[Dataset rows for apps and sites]
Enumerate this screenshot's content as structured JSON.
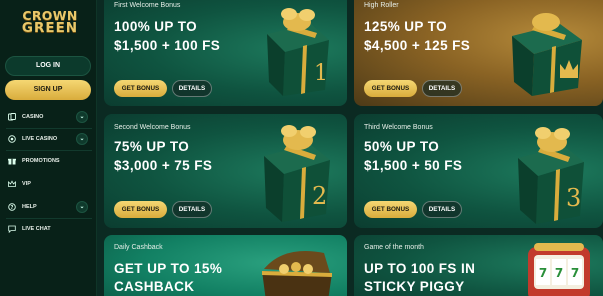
{
  "brand": {
    "logo_line1": "CROWN",
    "logo_line2": "GREEN"
  },
  "sidebar": {
    "login_label": "LOG IN",
    "signup_label": "SIGN UP",
    "items": [
      {
        "label": "CASINO",
        "icon": "cards-icon",
        "expandable": true
      },
      {
        "label": "LIVE CASINO",
        "icon": "chip-icon",
        "expandable": true
      },
      {
        "label": "PROMOTIONS",
        "icon": "gift-icon",
        "expandable": false
      },
      {
        "label": "VIP",
        "icon": "crown-icon",
        "expandable": false
      },
      {
        "label": "HELP",
        "icon": "help-icon",
        "expandable": true
      },
      {
        "label": "LIVE CHAT",
        "icon": "chat-icon",
        "expandable": false
      }
    ]
  },
  "promos": [
    {
      "label": "First Welcome Bonus",
      "title1": "100% UP TO",
      "title2": "$1,500 + 100 FS",
      "bonus": "GET BONUS",
      "details": "DETAILS",
      "badge": "1"
    },
    {
      "label": "High Roller",
      "title1": "125% UP TO",
      "title2": "$4,500 + 125 FS",
      "bonus": "GET BONUS",
      "details": "DETAILS",
      "badge": "crown"
    },
    {
      "label": "Second Welcome Bonus",
      "title1": "75% UP TO",
      "title2": "$3,000 + 75 FS",
      "bonus": "GET BONUS",
      "details": "DETAILS",
      "badge": "2"
    },
    {
      "label": "Third Welcome Bonus",
      "title1": "50% UP TO",
      "title2": "$1,500 + 50 FS",
      "bonus": "GET BONUS",
      "details": "DETAILS",
      "badge": "3"
    },
    {
      "label": "Daily Cashback",
      "title1": "GET UP TO 15%",
      "title2": "CASHBACK"
    },
    {
      "label": "Game of the month",
      "title1": "UP TO 100 FS IN",
      "title2": "STICKY PIGGY"
    }
  ],
  "colors": {
    "accent_gold": "#e3b94e",
    "card_green": "#0f5a45",
    "sidebar_bg": "#082118"
  }
}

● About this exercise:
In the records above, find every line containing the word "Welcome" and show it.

● Task output:
      "label": "First Welcome Bonus",
      "label": "Second Welcome Bonus",
      "label": "Third Welcome Bonus",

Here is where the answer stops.